Fig. 1. Left: the 3D Striper MARWIN interface with a loaded CAD model. Right,welding control points selected through mouse clicks.
Fig. 1. Left: the 3D Striper MARWIN interface with a loaded CAD model. Right,welding control points selected through mouse clicks. p.4
Fig. 2. Euler’s theorem is used to determine the rotation matrix for tooltip alignment.
Fig. 2. Euler’s theorem is used to determine the rotation matrix for tooltip alignment. p.6
Fig. 3. Left: GMPR scanner; middle: 2D image; right: 3D reconstructed surface.
Fig. 3. Left: GMPR scanner; middle: 2D image; right: 3D reconstructed surface. p.7
Fig. 4. Visibility constraints and registration. Top row (left and middle): model is re-oriented to display desired surface; (right): hidden surfaces are removed from a selectedmodel
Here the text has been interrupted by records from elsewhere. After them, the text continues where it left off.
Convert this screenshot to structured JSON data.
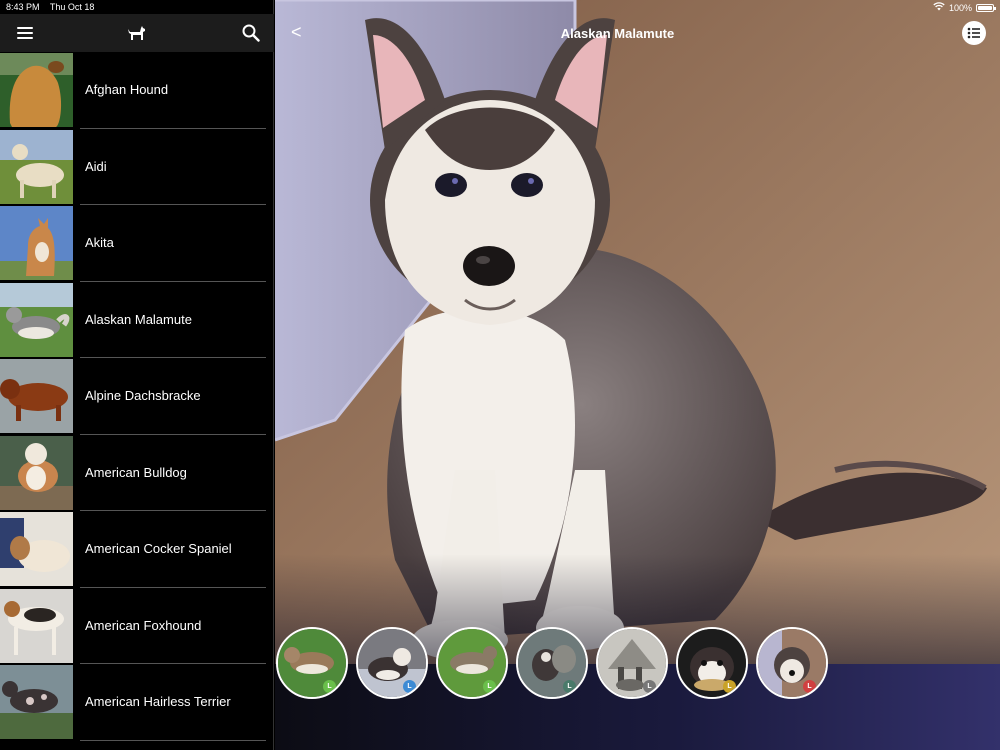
{
  "status_bar": {
    "time": "8:43 PM",
    "date": "Thu Oct 18",
    "battery": "100%"
  },
  "toolbar": {
    "menu_icon": "hamburger-menu-icon",
    "center_icon": "dog-icon",
    "search_icon": "search-icon"
  },
  "breeds": [
    {
      "name": "Afghan Hound"
    },
    {
      "name": "Aidi"
    },
    {
      "name": "Akita"
    },
    {
      "name": "Alaskan Malamute"
    },
    {
      "name": "Alpine Dachsbracke"
    },
    {
      "name": "American Bulldog"
    },
    {
      "name": "American Cocker Spaniel"
    },
    {
      "name": "American Foxhound"
    },
    {
      "name": "American Hairless Terrier"
    }
  ],
  "detail": {
    "back_label": "<",
    "title": "Alaskan Malamute",
    "list_icon": "list-icon",
    "gallery": [
      {
        "badge": "L",
        "badge_color": "#6abf4b"
      },
      {
        "badge": "L",
        "badge_color": "#3d8bd4"
      },
      {
        "badge": "L",
        "badge_color": "#6abf4b"
      },
      {
        "badge": "L",
        "badge_color": "#4a7a6a"
      },
      {
        "badge": "L",
        "badge_color": "#777777"
      },
      {
        "badge": "L",
        "badge_color": "#c9a227"
      },
      {
        "badge": "L",
        "badge_color": "#d04040"
      }
    ]
  }
}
Fig. 4. Visibility constraints and registration. Top row (left and middle): model is re-oriented to display desired surface; (right): hidden surfaces are removed from a selectedmodel p.8
Fig. 5. Control points originally defined on the CAD model (magenta) are translatedalong the vector u to the surface of the scanned model.
Fig. 5. Control points originally defined on the CAD model (magenta) are translatedalong the vector u to the surface of the scanned model. p.9